"Due to the higher variable costs (of aluminum), aluminum intensive vehicles are only feasible in higher price market segments, and aluminum extrusion based structures theoretically may weigh more than optimized steel structures."

Phase 2 of the program will conclude later this year and Phase 3 already has begun. The U.S. Army TACOM, Ford Motor Co. and American Iron and Steel Institute fund IMPACT.

By project’s end the American Iron and Steel Institute (AISI) will have contributed nearly $2.6 million in cash, in-kind services and materials. Other partners include Oak Ridge National Laboratory, Mississippi State University and the University of Louisville.

As it has in its ULSAB UltraLight Steel Auto Body series, the steel industry is contributing cutting edge materials, such as high- and ultra high-strength steels, and advanced process technologies such as tailor welded blanks, laser welding and hydroforming. The steel companies committed to advancing steel’s position include: Bethlehem Steel Corporation, Dofasco Inc., Ispat Inland Inc., LTV Steel Company, National Steel Corporation, Rouge Steel Company, Stelco Inc., U.S. Steel Group, a unit of USX Corporation, WCI Steel, Inc., and Weirton Steel Corporation.
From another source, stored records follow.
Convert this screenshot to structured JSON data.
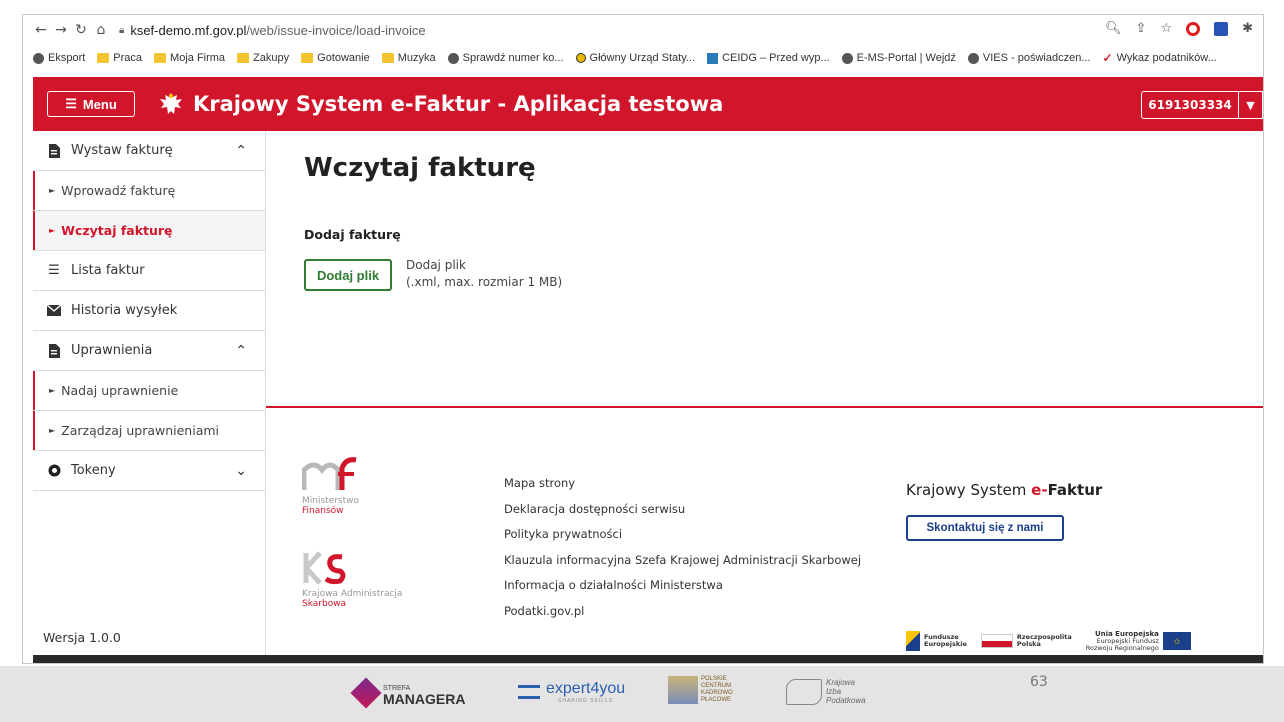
{
  "browser": {
    "url_host": "ksef-demo.mf.gov.pl",
    "url_path": "/web/issue-invoice/load-invoice",
    "bookmarks": [
      {
        "label": "Eksport",
        "icon": "globe"
      },
      {
        "label": "Praca",
        "icon": "folder"
      },
      {
        "label": "Moja Firma",
        "icon": "folder"
      },
      {
        "label": "Zakupy",
        "icon": "folder"
      },
      {
        "label": "Gotowanie",
        "icon": "folder"
      },
      {
        "label": "Muzyka",
        "icon": "folder"
      },
      {
        "label": "Sprawdź numer ko...",
        "icon": "globe"
      },
      {
        "label": "Główny Urząd Staty...",
        "icon": "yellowdot"
      },
      {
        "label": "CEIDG – Przed wyp...",
        "icon": "bluesq"
      },
      {
        "label": "E-MS-Portal | Wejdź",
        "icon": "globe"
      },
      {
        "label": "VIES - poświadczen...",
        "icon": "globe"
      },
      {
        "label": "Wykaz podatników...",
        "icon": "redmark"
      }
    ]
  },
  "header": {
    "menu_label": "Menu",
    "title": "Krajowy System e-Faktur - Aplikacja testowa",
    "nip": "6191303334"
  },
  "sidebar": {
    "items": [
      {
        "label": "Wystaw fakturę",
        "type": "group",
        "icon": "document-icon",
        "expanded": true
      },
      {
        "label": "Wprowadź fakturę",
        "type": "sub"
      },
      {
        "label": "Wczytaj fakturę",
        "type": "sub",
        "active": true
      },
      {
        "label": "Lista faktur",
        "type": "item",
        "icon": "list-icon"
      },
      {
        "label": "Historia wysyłek",
        "type": "item",
        "icon": "envelope-icon"
      },
      {
        "label": "Uprawnienia",
        "type": "group",
        "icon": "document-icon",
        "expanded": true
      },
      {
        "label": "Nadaj uprawnienie",
        "type": "sub"
      },
      {
        "label": "Zarządzaj uprawnieniami",
        "type": "sub"
      },
      {
        "label": "Tokeny",
        "type": "group",
        "icon": "token-icon",
        "expanded": false
      }
    ],
    "version": "Wersja 1.0.0"
  },
  "main": {
    "title": "Wczytaj fakturę",
    "section_label": "Dodaj fakturę",
    "add_button": "Dodaj plik",
    "hint_line1": "Dodaj plik",
    "hint_line2": "(.xml, max. rozmiar 1 MB)"
  },
  "footer": {
    "mf_caption_1": "Ministerstwo",
    "mf_caption_2": "Finansów",
    "kas_caption_1": "Krajowa Administracja",
    "kas_caption_2": "Skarbowa",
    "links": [
      "Mapa strony",
      "Deklaracja dostępności serwisu",
      "Polityka prywatności",
      "Klauzula informacyjna Szefa Krajowej Administracji Skarbowej",
      "Informacja o działalności Ministerstwa",
      "Podatki.gov.pl"
    ],
    "brand_1": "Krajowy System ",
    "brand_e": "e-",
    "brand_2": "Faktur",
    "contact_button": "Skontaktuj się z nami",
    "eu_fe_1": "Fundusze",
    "eu_fe_2": "Europejskie",
    "eu_rp_1": "Rzeczpospolita",
    "eu_rp_2": "Polska",
    "eu_ue_1": "Unia Europejska",
    "eu_ue_2": "Europejski Fundusz",
    "eu_ue_3": "Rozwoju Regionalnego"
  },
  "slide": {
    "strefa_1": "STREFA",
    "strefa_2": "MANAGERA",
    "expert": "expert4you",
    "expert_sub": "SHARING SKILLS",
    "pckp_1": "POLSKIE",
    "pckp_2": "CENTRUM",
    "pckp_3": "KADROWO",
    "pckp_4": "PŁACOWE",
    "kip_1": "Krajowa",
    "kip_2": "Izba",
    "kip_3": "Podatkowa",
    "page_number": "63"
  },
  "colors": {
    "brand_red": "#d1152a",
    "success_green": "#2e7d32",
    "navy": "#1b3f8b"
  }
}
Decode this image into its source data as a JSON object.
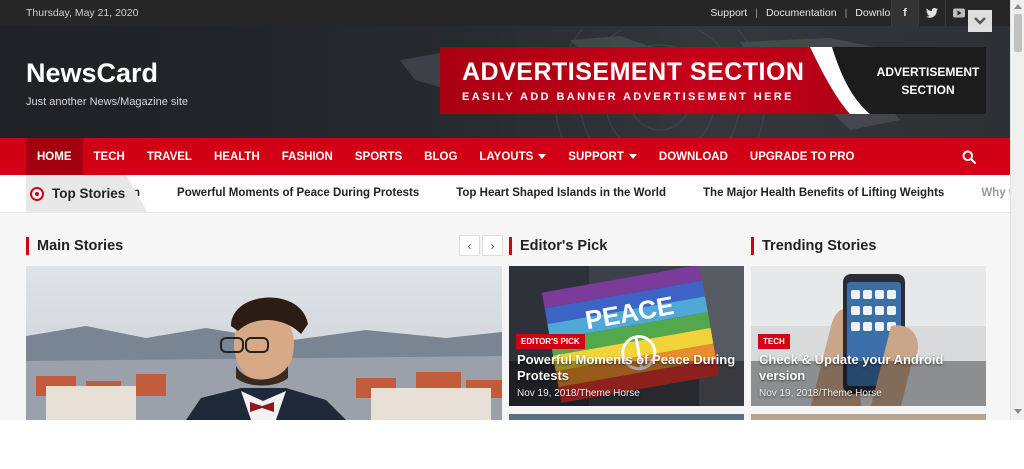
{
  "topbar": {
    "date": "Thursday, May 21, 2020",
    "links": [
      "Support",
      "Documentation",
      "Download"
    ],
    "separator": "|",
    "social": [
      "facebook-icon",
      "twitter-icon",
      "youtube-icon"
    ]
  },
  "header": {
    "site_title": "NewsCard",
    "tagline": "Just another News/Magazine site",
    "ad_title": "ADVERTISEMENT SECTION",
    "ad_subtitle": "EASILY ADD BANNER ADVERTISEMENT HERE",
    "ad_side_line1": "ADVERTISEMENT",
    "ad_side_line2": "SECTION"
  },
  "nav": {
    "items": [
      {
        "label": "HOME",
        "active": true
      },
      {
        "label": "TECH"
      },
      {
        "label": "TRAVEL"
      },
      {
        "label": "HEALTH"
      },
      {
        "label": "FASHION"
      },
      {
        "label": "SPORTS"
      },
      {
        "label": "BLOG"
      },
      {
        "label": "LAYOUTS",
        "dropdown": true
      },
      {
        "label": "SUPPORT",
        "dropdown": true
      },
      {
        "label": "DOWNLOAD"
      },
      {
        "label": "UPGRADE TO PRO"
      }
    ],
    "search_icon": "search-icon"
  },
  "ticker": {
    "label": "Top Stories",
    "fragment": "n",
    "items": [
      "Powerful Moments of Peace During Protests",
      "Top Heart Shaped Islands in the World",
      "The Major Health Benefits of Lifting Weights"
    ],
    "trailing": "Why the"
  },
  "sections": {
    "main": "Main Stories",
    "editors": "Editor's Pick",
    "trending": "Trending Stories"
  },
  "cards": {
    "editors": {
      "badge": "EDITOR'S PICK",
      "title": "Powerful Moments of Peace During Protests",
      "meta": "Nov 19, 2018/Theme Horse",
      "sign_text": "PEACE"
    },
    "trending": {
      "badge": "TECH",
      "title": "Check & Update your Android version",
      "meta": "Nov 19, 2018/Theme Horse"
    }
  },
  "colors": {
    "accent": "#d10014",
    "topbar": "#262626"
  }
}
The Automotive Applications Committee (AAC) is a subcommittee of the Market Development Committee of AISI and focuses on advancing the use of steel in the highly competitive automotive market. With offices and staff located in Detroit, cooperation between the automobile and steel industries has been key to its success. This industry cooperation resulted in the formation of the Auto/Steel Partnership, a consortium of DaimlerChrysler, Ford and General Motors and the member companies of the AAC. For more news or information, view the American Iron and Steel Institute/Automotive Applications Committee's website at www.autosteel.org.

American Iron and Steel Institute/
Automotive Applications Committee:

Bethlehem Steel Corporation
Dofasco Inc.
Ispat Inland Inc.
National Steel Corporation
Rouge Steel Company
Stelco Inc.
United States Steel Corporation